Ya’aburnee(Arabic): “You bury me.” It’s a declaration of one’s hope that they’ll die before another person, because of how difficult it would be to live without them. The online dictionary that lists this word calls it “morbid and beautiful.” It’s the “How Could I Live Without You?” slickly insincere cliché of dating, polished into a more earnest, poetic term.
Forelsket: (Norwegian): The euphoria you experience when you’re first falling in love. This is a wonderful term for that blissful state, when all your senses are acute for the beloved, the pins and needles thrill of the novelty. There’s a phrase in English for this, but it’s clunky. It’s “New Relationship Energy,” or NRE.
Saudade (Portuguese): The feeling of longing for someone that you love and is lost. Another linguist describes it as a “vague and constant desire for something that does not and probably cannot exist.” It’s interesting that saudade accommodates in one word the haunting desire for a lost love, or for an imaginary, impossible, never-to-be-experienced love. Whether the object has been lost or will never exist, it feels the same to the seeker, and leaves her in the same place: She has a desire with no future. Saudade doesn’t distinguish between a ghost, and a fantasy. Nor do our broken hearts, much of the time.
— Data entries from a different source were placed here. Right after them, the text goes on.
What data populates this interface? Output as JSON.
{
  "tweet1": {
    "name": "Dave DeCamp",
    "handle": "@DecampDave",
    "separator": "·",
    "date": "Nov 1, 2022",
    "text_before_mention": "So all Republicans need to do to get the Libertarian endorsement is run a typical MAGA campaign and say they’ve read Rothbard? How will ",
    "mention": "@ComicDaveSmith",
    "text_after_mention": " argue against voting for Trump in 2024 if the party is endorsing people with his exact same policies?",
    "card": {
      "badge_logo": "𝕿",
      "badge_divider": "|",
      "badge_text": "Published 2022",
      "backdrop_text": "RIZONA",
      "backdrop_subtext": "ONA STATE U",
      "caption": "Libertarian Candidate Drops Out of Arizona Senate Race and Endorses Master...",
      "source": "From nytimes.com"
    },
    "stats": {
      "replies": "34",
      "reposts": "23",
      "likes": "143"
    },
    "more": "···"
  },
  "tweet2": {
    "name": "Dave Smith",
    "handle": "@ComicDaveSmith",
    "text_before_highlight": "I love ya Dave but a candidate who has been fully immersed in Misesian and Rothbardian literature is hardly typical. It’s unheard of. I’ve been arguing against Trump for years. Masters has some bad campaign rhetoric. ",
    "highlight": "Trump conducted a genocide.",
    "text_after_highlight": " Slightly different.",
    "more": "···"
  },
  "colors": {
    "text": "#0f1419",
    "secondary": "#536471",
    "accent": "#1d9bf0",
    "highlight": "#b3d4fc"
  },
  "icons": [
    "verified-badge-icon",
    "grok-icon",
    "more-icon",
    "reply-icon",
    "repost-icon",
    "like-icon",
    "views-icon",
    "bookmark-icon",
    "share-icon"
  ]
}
My favorites are Ya’aburnee, Mamihlapinatapei, and La Douleur Exquise. :p